CQAF: Jazz Jamaica

Much lauded skazz outfit get the Festival Marquee jumping

In 2007, Ska Cubano brought a fresh, new mix of Cuban mambo and Caribbean ska to the 8th Cathedral Quarter Arts Festival Marquee in Belfast's Custom House Square. 

One year on and Europe’s most accomplished purveyors of the skazz sound, the London-based Jazz Jamaica take up the baton, tackling a set of popular Jamaican classics and old-school dancehall favourites in their own jazztastic manner.

Outside, the sweet smell of summer makes one exceedingly giddy.
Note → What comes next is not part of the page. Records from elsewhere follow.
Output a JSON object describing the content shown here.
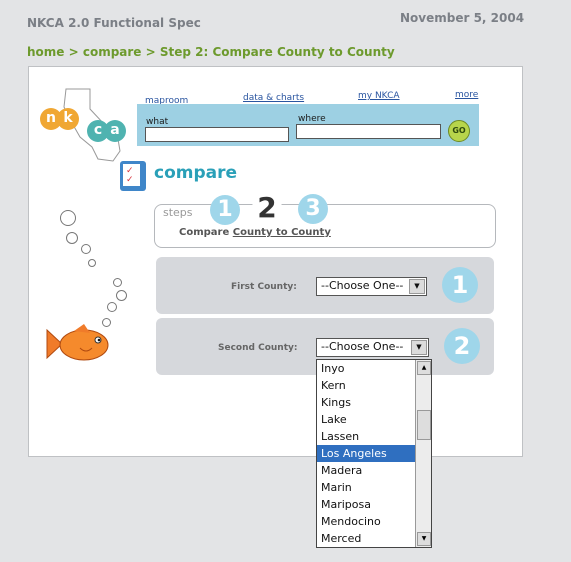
{
  "doc_header": {
    "title": "NKCA 2.0 Functional Spec",
    "date": "November 5, 2004"
  },
  "breadcrumb": "home > compare > Step 2: Compare County to County",
  "logo": {
    "letters": [
      "n",
      "k",
      "c",
      "a"
    ]
  },
  "nav": {
    "links": [
      "maproom",
      "data & charts",
      "my NKCA",
      "more"
    ]
  },
  "search": {
    "what_label": "what",
    "where_label": "where",
    "go_label": "GO"
  },
  "compare": {
    "title": "compare"
  },
  "steps": {
    "label": "steps",
    "numbers": [
      "1",
      "2",
      "3"
    ],
    "current_prefix": "Compare ",
    "current_link": "County to County"
  },
  "first_county": {
    "label": "First County:",
    "value": "--Choose One--",
    "step": "1"
  },
  "second_county": {
    "label": "Second County:",
    "value": "--Choose One--",
    "step": "2"
  },
  "dropdown_options": [
    "Inyo",
    "Kern",
    "Kings",
    "Lake",
    "Lassen",
    "Los Angeles",
    "Madera",
    "Marin",
    "Mariposa",
    "Mendocino",
    "Merced"
  ],
  "selected_option": "Los Angeles",
  "colors": {
    "accent_teal": "#2aa0b8",
    "green": "#6d9a2d",
    "step_blue": "#9fd6ea",
    "logo_orange": "#f0a733",
    "logo_teal": "#4fb3b0"
  }
}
The new bar bustles with eager punters intent on further intoxication and two hours after the 8pm opening time, the band take to the stage.

Formed by double-bassist Gary Crosby in 1992, the multi-award winning Jazz Jamaica are a British-Jamaican hybrid that come into their own on nights like this, performing for a crowd who know their stuff musically (the sheer amount of Jamaican tricolour garments and nerd-boy music history chatter are proof if proof was needed), and fancy an upbeat night on the dance floor.

The sparkling-star Marquee ceiling provides the perfect setting for this polished collection of jazz maestros. After their introduction - nowhere near as exciting as last year's - Jazz Jamaica unleash their Tighten Up! set with horns a-tooting and knees a-swaying. The punters shake their money-makers from the first note, the band supported by an eager entourage of funky Anglo-Caribbean females.

Following their highly successful Motorcity Roots tour, which applied the skazz philosophy to the Motown back catalogue, Tighten Up! takes the band back to their Jamaican roots.

With trombones, trumpets, sax, guitar and piano in full swing, we’re treated to a set that includes songs from the likes of Jamaican legends Skatalites, Prince Buster and Guns of Navarone, amongst others. Solos punctuate verse and chorus throughout, with alto-sax expert Andre Brown and pianist Ben Burrell marking themselves out as a particularly talented duo in an immensely talented ensemble.

But it’s guitarist Femi Temowo who steals the show. Wielding a big, chunky Gibson ES-335 (one for the aforementioned nerd-boys there!), the peerless Temowo’s improvisational skill is, frankly, astonishing. All subsequent solos leave one distinctly underwhelmed.

The critics have taken this nine-piece outfit to their hard hearts, with the Guardian going so far as to label them Britain’s answer to the Buena Vista Social Club. 

Their fusion of jazz and rock steady is thrilling, their virtuosity captivating, their stage presence convincing. And yet I’m left frustratingly bored after a while. I’ve been entertained, and lost a few pounds on the dancefloor. But Jamaican music, for me, is all about simplicity. In the end, there are only so many solos one can take. 

Lee Henry